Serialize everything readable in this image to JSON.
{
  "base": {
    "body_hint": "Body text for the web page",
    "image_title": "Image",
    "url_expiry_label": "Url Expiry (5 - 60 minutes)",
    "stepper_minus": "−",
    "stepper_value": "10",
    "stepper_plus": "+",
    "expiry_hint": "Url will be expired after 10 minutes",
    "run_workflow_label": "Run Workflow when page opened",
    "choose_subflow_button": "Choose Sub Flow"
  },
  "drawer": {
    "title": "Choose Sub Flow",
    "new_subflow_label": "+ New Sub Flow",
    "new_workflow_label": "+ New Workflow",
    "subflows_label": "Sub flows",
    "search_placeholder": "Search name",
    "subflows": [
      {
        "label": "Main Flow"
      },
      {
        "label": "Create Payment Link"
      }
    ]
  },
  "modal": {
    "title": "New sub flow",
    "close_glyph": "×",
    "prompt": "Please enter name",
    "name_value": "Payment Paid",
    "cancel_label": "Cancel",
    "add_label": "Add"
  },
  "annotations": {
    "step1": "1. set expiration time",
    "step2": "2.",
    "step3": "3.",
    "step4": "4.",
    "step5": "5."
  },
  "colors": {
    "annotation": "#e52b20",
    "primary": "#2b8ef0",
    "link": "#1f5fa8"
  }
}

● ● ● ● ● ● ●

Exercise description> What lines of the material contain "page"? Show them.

Output of the exercise>
    "body_hint": "Body text for the web page",
    "run_workflow_label": "Run Workflow when page opened",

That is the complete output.